Muktuk Adventures has more than 100 sled dogs at its kennel. // © 2017 Will McGough
Feature image (above): Yukon Quest is a 1,000-mile dogsled race from the Yukon’s capital to Alaska. // © 2017 Will McGough
There was a white noise flooding my mind as the sled cut through the soft snow in the frigid Yukon territory of northwest Canada. In sight were pine trees perched along the sides of the frozen Takhini River. I placed my hands firmly on the sled’s handle, as if I was pushing a lawnmower, and my heel hovered over the foot brake. But there was no need to slow down now that we were out in the open, and the dogs raced ahead.
It may have been 2017, but in my mind, it was a couple hundred years ago, when this was the only way to travel long distances.
Before this, I had an apathetic attitude toward dogsledding. Though I have always had a great respect for the history and importance of it, the present-day appeal was lost on me. Part of that, I think, is due to always being a passenger in the experience as part of a large tour — sitting in a hard, uncomfortable sled, at eye and nose level with the backsides of the dogs.
Until now, that is: This time, I was in control of the sled as a musher. Standing tall behind the dog team, responsible for their well-being, I was in tune with why this traditional form of transportation is sacred to those in the north, and why just about everyone will tell you it runs in their blood.
And the Yukon certainly qualifies as “the north.” Temperatures were below zero for most of my stay in Whitehorse, the Yukon’s capital city, which led to a frozen beard, cold fingers and frequent sips of whiskey. Dogsledding is a big part of the local culture; for starters, Whitehorse is the starting point of the Yukon Quest, a 1,000-mile dogsled race into Alaska. There’s also a racing dog kennel nearby, Muktuk Adventures, which offers tours as well as stays at its guest ranch/bed-and-breakfast. Here, interested folks like me can learn more about what it takes to raise dogs and live an old-school mushing lifestyle in the modern world.
Muktuk is an Inuktitut word that translates to “whale blubber.” Frank Turner, owner of Muktuk Adventures, used to feed this type of blubber to his very first team of race dogs — a throwback to traditional times when the Inuvik people would feed it to their sled dogs on long trips lasting days or even weeks in the wilderness. The kennel at Turner’s company currently houses more than 100 sled dogs, all of which were raised and trained in-house. Many of these dogs go on to be part of race teams in events such as the Yukon Quest and Iditarod Trail Sled Dog Race.
During the day, Muktuk Adventures offers an inside look into its operations via the Rookie for a Day program. It provides an abbreviated, hands-on introduction to how mushers and trainers care for, prep and run the dogs. Clients will get a glimpse of daily life for the dogs, then take the reins and feel what it’s like to be behind the “wheel” out in the wilderness — the part that mushers describe as nostalgic and addictive.

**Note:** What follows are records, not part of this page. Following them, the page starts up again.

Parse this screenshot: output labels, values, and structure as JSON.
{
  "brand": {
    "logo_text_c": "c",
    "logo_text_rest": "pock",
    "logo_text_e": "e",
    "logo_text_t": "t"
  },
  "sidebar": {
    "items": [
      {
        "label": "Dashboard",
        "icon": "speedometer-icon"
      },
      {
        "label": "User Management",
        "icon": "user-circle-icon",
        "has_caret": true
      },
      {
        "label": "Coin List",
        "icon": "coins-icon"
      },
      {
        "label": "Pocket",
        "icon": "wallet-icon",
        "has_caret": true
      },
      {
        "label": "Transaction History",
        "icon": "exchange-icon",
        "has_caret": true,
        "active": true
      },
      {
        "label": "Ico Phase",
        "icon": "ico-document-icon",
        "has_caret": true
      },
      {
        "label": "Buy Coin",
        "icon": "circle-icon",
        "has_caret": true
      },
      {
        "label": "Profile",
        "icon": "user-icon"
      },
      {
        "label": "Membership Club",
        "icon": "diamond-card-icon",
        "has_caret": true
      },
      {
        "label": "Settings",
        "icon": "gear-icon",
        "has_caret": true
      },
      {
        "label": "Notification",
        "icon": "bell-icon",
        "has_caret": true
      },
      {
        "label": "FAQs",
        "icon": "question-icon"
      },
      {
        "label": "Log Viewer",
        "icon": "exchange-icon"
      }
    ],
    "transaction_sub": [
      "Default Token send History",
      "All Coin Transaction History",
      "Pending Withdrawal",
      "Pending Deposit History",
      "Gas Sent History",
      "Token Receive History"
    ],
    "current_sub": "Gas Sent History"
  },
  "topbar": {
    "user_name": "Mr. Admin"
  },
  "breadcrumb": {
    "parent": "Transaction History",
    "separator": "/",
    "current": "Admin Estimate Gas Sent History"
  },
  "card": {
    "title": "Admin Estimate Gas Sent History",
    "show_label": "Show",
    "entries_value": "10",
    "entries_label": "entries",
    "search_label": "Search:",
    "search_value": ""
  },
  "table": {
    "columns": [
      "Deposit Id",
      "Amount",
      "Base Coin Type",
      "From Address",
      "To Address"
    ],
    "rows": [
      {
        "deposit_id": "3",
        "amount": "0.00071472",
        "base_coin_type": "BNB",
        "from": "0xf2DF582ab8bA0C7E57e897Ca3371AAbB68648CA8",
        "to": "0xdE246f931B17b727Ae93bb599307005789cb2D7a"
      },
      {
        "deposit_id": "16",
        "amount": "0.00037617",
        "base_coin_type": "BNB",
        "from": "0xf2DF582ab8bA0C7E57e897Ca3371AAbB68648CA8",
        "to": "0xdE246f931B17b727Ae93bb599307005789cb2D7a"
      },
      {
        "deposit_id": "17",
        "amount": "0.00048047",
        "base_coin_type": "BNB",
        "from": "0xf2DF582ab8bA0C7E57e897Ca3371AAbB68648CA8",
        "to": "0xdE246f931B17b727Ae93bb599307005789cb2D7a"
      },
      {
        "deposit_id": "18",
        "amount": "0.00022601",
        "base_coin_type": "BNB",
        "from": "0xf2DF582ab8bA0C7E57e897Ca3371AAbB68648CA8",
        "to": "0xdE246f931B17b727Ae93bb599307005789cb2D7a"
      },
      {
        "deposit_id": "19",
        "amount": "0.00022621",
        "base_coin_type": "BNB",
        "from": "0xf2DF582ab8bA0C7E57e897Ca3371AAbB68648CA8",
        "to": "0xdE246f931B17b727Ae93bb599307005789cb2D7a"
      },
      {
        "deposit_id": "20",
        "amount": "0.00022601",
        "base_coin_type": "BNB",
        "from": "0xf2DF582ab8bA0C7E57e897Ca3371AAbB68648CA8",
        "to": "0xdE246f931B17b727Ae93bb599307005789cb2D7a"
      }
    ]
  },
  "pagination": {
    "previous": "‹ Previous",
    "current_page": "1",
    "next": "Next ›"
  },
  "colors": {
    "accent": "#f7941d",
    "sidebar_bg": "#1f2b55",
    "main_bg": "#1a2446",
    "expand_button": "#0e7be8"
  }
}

Those keen on an extended combination of adventure and culture should spend the night. Muktuk’s Main Lodge has four guestrooms with shared bathrooms, and there are two private cabins, one with running water and electricity, and the other without, so clients can make the experience as rustic or as comfortable as desired. The establishments sit adjacent to the river, and because of their remote location, there’s also the chance to see the northern lights.
Of course, overnight guests receive more time with the dogs than daytrippers. After my run, I hung around the kennel and interacted with the trainers, mushers and dogs to learn more. What is the reality of taking care of that many dogs? How much do they eat? What are the varying roles of the different dogs? What do they do when they’re not running?